The debate is “bringing to a head lots of overdue issues, whether it’s air quality, or how to get people to and from the waterfront neighborhood,” Hauser said.
Keith Shanklin, president of the International Longshore and Warehouse Union Local 34, which represents Oakland port workers, had harsher words about the A’s proposal.
“It’s a real-estate grab,” he said. ILWU has opposed the plan from the outset, saying a stadium would disrupt thousands of high-paying, blue-collar jobs by impeding truck access and deliveries from the busy port. “If you’re concerned about what’s going on in West Oakland, help us enhance it and not tear it up. You can still come down here and build a senior center and grocery store, and put some retail out here,” he said.
Shanklin said he’s skeptical about recent environmental issues raised around existing port inhabitants like Schnitzer Steel. (The Oakland A’s are suing the company’s state regulator, alleging it’s looked the other way on pollution.) Shanklin said that newfound concern is a convenient ploy to build the ballpark. And the A’s have been neighbors of other factories and facilities which have polluted the air in East Oakland for decades without pursuing litigation.
But advocates have been raising alarm around the port’s impact for years. Prominent West Oakland environmentalist Margaret Gordon wrote in a recent San Francisco Chronicle op-ed that chronic pollution from the port not only already disproportionately harms the area’s Black residents, but now also exacerbates their COVID-19 risk.
Next council member will have a say in the future of business, art in D3
The commercial zone around Bicycle Coffee in Jack London has changed tremendously since the shop opened a decade ago, McKee said.
“Across the street from us used to be a vacant lot. We swept it out and used to play Wiffle ball,” he said. “Now it’s a seven-story building.” The merchant embraces new customers from new housing complexes, but feels dejected by costs that prohibit even established business owners like him from buying a home in Oakland. Houses in historically low-income West Oakland can now sell for $1 million.
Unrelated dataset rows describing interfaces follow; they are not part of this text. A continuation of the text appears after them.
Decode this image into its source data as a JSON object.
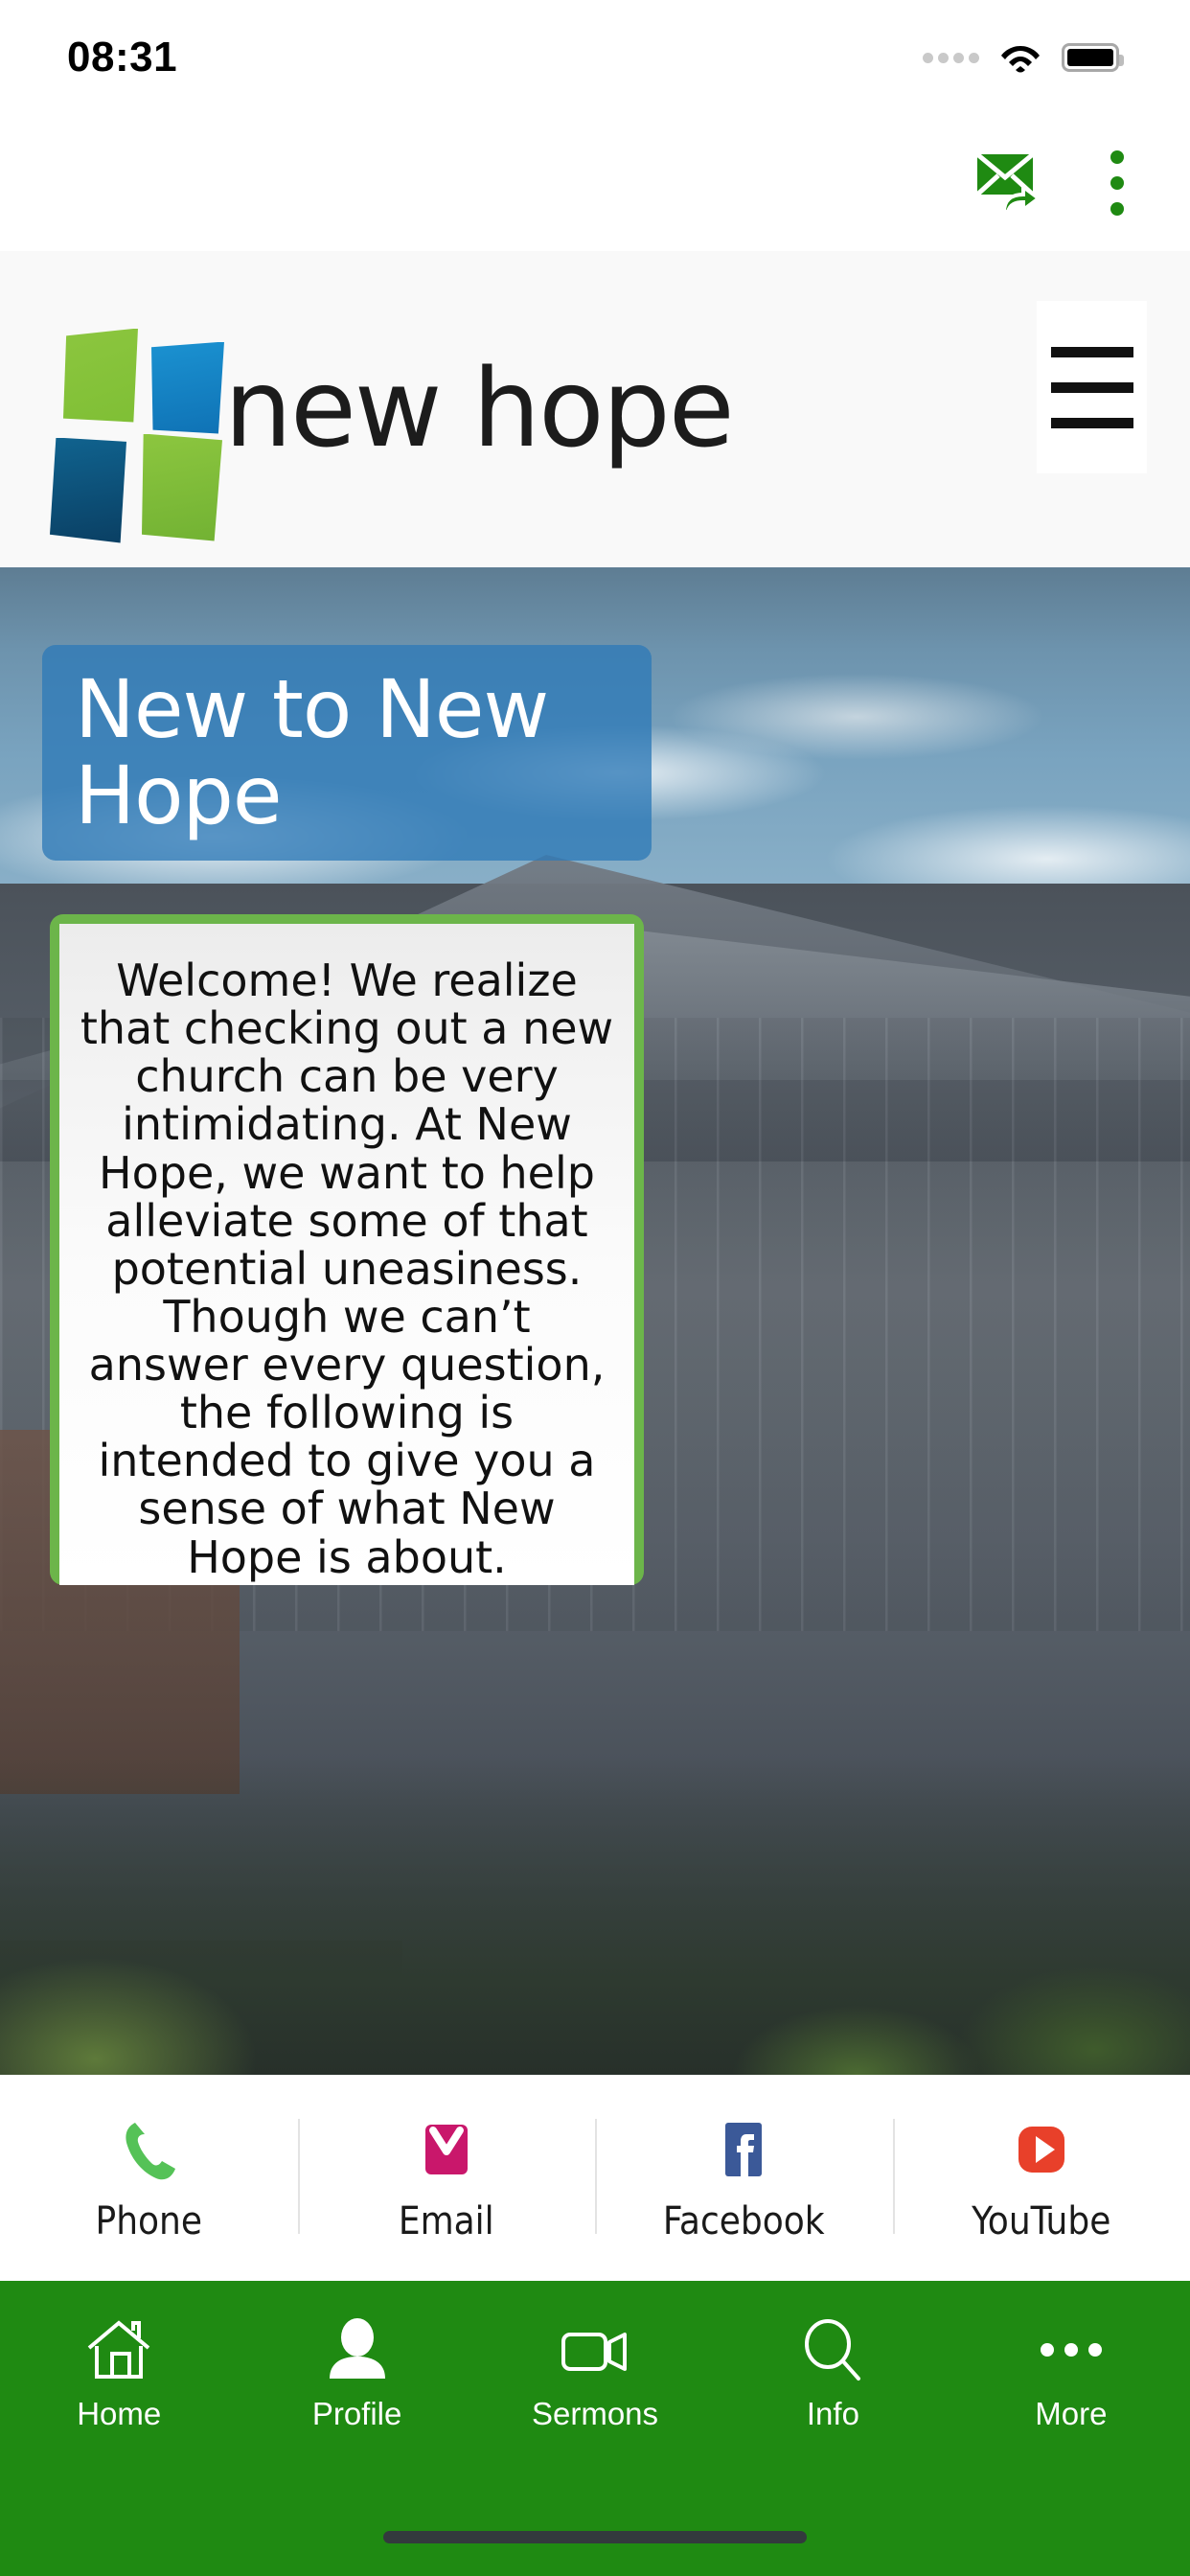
{
  "status_bar": {
    "time": "08:31",
    "signal_icon": "signal-dots-icon",
    "wifi_icon": "wifi-icon",
    "battery_icon": "battery-full-icon"
  },
  "app_actions": {
    "share_label": "share-email-icon",
    "overflow_label": "overflow-menu-icon",
    "accent_color": "#1f8a12"
  },
  "brand_header": {
    "logo_text": "new hope",
    "logo_icon": "new-hope-cross-logo",
    "menu_icon": "hamburger-menu-icon",
    "background_color": "#f9f9f9",
    "logo_colors": {
      "top_left": "#8cc63f",
      "top_right": "#1b92d1",
      "bottom_left": "#0a3f63",
      "bottom_right": "#72b233"
    }
  },
  "hero": {
    "title": "New to New Hope",
    "title_card_color": "#2e7ab7",
    "body_card_border_color": "#6cb54a",
    "body_text": "Welcome! We realize that checking out a new church can be very intimidating. At New Hope, we want to help alleviate some of that potential uneasiness. Though we can’t answer every question, the following is intended to give you a sense of what New Hope is about."
  },
  "social_bar": {
    "items": [
      {
        "label": "Phone",
        "icon": "phone-icon",
        "color": "#55c257"
      },
      {
        "label": "Email",
        "icon": "envelope-icon",
        "color": "#c9176b"
      },
      {
        "label": "Facebook",
        "icon": "facebook-icon",
        "color": "#3b5998"
      },
      {
        "label": "YouTube",
        "icon": "youtube-icon",
        "color": "#e8402a"
      }
    ]
  },
  "tab_bar": {
    "background_color": "#1f8a12",
    "items": [
      {
        "label": "Home",
        "icon": "home-icon"
      },
      {
        "label": "Profile",
        "icon": "person-icon"
      },
      {
        "label": "Sermons",
        "icon": "video-camera-icon"
      },
      {
        "label": "Info",
        "icon": "search-icon"
      },
      {
        "label": "More",
        "icon": "ellipsis-icon"
      }
    ]
  }
}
Those same high prices have prompted an expansion of the homeless population in the area, causing conflicting feelings for McKee, who said he both empathizes with the residents of encampments and believes they discourage potential customers from walking to shops like his.
Elsewhere in West Oakland, groups like People’s Breakfast Oakland have formed to bring supplies and food to houseless residents. West Oakland is often considered a “food desert,” though The Oaklandside’s election survey generated praise from residents for the relatively new Mandela Grocery Cooperative and Community Foods Market.
One survey respondent, Kate Zamora, said the city should support more local shops.
“The empty storefronts and lots along 7th would be a perfect spot for Black-owned local businesses, but Esther’s Orbit Room is shuttered, among others,” she wrote. “It looks depressing. Why not make it a destination for the locals to gather, like in the old days?”
The COVID-19 pandemic has either lent more urgency or completely upended what the future will hold when it comes to all of the issues on District 3’s collective mind. When will we next be able to go to a ball game—or a basement punk show, for that matter? What happens when you mix decades of poor air quality affecting primarily Black and Latino residents with a respiratory illness and now wildfire smoke?
The six candidates vying to represent this complex swath of Oakland—incumbent Lynette Gibson McElhaney, Carroll Fife, Meron Semedar, Seneca Scott, Alexus Taylor, and Faye Taylor—will face these questions on the campaign trail. We’ll be taking a closer look at these candidates—and what they have to say about D3’s greatest challenges and strengths—next.